**ACTION ITEM**:
Set the data down again, exactly as it appears below.

═════ GIVEN RECORDS ═════

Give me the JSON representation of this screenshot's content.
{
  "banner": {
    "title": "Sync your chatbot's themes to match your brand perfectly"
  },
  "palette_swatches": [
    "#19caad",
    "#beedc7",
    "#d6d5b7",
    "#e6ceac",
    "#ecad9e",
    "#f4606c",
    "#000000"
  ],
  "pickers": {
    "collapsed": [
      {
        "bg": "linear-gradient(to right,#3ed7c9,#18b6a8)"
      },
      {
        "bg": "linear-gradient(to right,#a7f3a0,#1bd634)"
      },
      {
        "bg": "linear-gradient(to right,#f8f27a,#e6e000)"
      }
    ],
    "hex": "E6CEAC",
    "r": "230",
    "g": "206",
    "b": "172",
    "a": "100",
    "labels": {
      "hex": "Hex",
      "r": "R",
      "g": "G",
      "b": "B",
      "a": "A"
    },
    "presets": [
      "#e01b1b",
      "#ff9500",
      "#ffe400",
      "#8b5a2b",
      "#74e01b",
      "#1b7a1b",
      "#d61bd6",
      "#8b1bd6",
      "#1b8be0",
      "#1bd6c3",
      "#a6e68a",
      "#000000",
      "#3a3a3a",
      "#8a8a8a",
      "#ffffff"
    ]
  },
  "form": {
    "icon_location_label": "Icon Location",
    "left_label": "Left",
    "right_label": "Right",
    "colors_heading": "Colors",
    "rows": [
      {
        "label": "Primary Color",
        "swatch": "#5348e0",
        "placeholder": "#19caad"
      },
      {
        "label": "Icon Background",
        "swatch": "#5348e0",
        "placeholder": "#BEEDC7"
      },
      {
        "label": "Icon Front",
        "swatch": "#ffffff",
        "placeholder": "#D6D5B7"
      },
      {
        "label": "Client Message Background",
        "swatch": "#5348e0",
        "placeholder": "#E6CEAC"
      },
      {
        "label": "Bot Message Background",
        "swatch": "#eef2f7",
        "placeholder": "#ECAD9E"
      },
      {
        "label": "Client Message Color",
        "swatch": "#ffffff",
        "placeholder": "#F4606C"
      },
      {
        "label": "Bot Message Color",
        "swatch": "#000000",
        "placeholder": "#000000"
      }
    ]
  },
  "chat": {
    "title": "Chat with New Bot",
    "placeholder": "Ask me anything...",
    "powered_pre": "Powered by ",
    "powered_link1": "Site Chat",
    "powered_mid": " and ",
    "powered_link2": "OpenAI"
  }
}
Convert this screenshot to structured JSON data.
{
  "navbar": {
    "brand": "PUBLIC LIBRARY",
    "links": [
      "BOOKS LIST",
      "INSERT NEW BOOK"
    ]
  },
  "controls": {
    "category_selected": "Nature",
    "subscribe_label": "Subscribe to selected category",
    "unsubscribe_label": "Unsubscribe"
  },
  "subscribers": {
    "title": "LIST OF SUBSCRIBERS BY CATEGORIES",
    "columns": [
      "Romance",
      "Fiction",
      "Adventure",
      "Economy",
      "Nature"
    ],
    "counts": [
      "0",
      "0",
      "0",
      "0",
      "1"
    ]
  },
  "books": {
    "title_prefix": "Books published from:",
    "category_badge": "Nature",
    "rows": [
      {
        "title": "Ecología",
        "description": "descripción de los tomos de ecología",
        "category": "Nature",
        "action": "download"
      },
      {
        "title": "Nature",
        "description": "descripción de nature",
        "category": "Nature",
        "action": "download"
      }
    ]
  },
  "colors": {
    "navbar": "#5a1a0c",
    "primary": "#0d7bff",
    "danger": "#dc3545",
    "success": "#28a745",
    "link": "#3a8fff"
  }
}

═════

**THE ANSWER**:
Give me the JSON representation of this screenshot's content.
{
  "banner": {
    "title": "Sync your chatbot's themes to match your brand perfectly"
  },
  "palette_swatches": [
    "#19caad",
    "#beedc7",
    "#d6d5b7",
    "#e6ceac",
    "#ecad9e",
    "#f4606c",
    "#000000"
  ],
  "pickers": {
    "collapsed": [
      {
        "bg": "linear-gradient(to right,#3ed7c9,#18b6a8)"
      },
      {
        "bg": "linear-gradient(to right,#a7f3a0,#1bd634)"
      },
      {
        "bg": "linear-gradient(to right,#f8f27a,#e6e000)"
      }
    ],
    "hex": "E6CEAC",
    "r": "230",
    "g": "206",
    "b": "172",
    "a": "100",
    "labels": {
      "hex": "Hex",
      "r": "R",
      "g": "G",
      "b": "B",
      "a": "A"
    },
    "presets": [
      "#e01b1b",
      "#ff9500",
      "#ffe400",
      "#8b5a2b",
      "#74e01b",
      "#1b7a1b",
      "#d61bd6",
      "#8b1bd6",
      "#1b8be0",
      "#1bd6c3",
      "#a6e68a",
      "#000000",
      "#3a3a3a",
      "#8a8a8a",
      "#ffffff"
    ]
  },
  "form": {
    "icon_location_label": "Icon Location",
    "left_label": "Left",
    "right_label": "Right",
    "colors_heading": "Colors",
    "rows": [
      {
        "label": "Primary Color",
        "swatch": "#5348e0",
        "placeholder": "#19caad"
      },
      {
        "label": "Icon Background",
        "swatch": "#5348e0",
        "placeholder": "#BEEDC7"
      },
      {
        "label": "Icon Front",
        "swatch": "#ffffff",
        "placeholder": "#D6D5B7"
      },
      {
        "label": "Client Message Background",
        "swatch": "#5348e0",
        "placeholder": "#E6CEAC"
      },
      {
        "label": "Bot Message Background",
        "swatch": "#eef2f7",
        "placeholder": "#ECAD9E"
      },
      {
        "label": "Client Message Color",
        "swatch": "#ffffff",
        "placeholder": "#F4606C"
      },
      {
        "label": "Bot Message Color",
        "swatch": "#000000",
        "placeholder": "#000000"
      }
    ]
  },
  "chat": {
    "title": "Chat with New Bot",
    "placeholder": "Ask me anything...",
    "powered_pre": "Powered by ",
    "powered_link1": "Site Chat",
    "powered_mid": " and ",
    "powered_link2": "OpenAI"
  }
}
Convert this screenshot to structured JSON data.
{
  "navbar": {
    "brand": "PUBLIC LIBRARY",
    "links": [
      "BOOKS LIST",
      "INSERT NEW BOOK"
    ]
  },
  "controls": {
    "category_selected": "Nature",
    "subscribe_label": "Subscribe to selected category",
    "unsubscribe_label": "Unsubscribe"
  },
  "subscribers": {
    "title": "LIST OF SUBSCRIBERS BY CATEGORIES",
    "columns": [
      "Romance",
      "Fiction",
      "Adventure",
      "Economy",
      "Nature"
    ],
    "counts": [
      "0",
      "0",
      "0",
      "0",
      "1"
    ]
  },
  "books": {
    "title_prefix": "Books published from:",
    "category_badge": "Nature",
    "rows": [
      {
        "title": "Ecología",
        "description": "descripción de los tomos de ecología",
        "category": "Nature",
        "action": "download"
      },
      {
        "title": "Nature",
        "description": "descripción de nature",
        "category": "Nature",
        "action": "download"
      }
    ]
  },
  "colors": {
    "navbar": "#5a1a0c",
    "primary": "#0d7bff",
    "danger": "#dc3545",
    "success": "#28a745",
    "link": "#3a8fff"
  }
}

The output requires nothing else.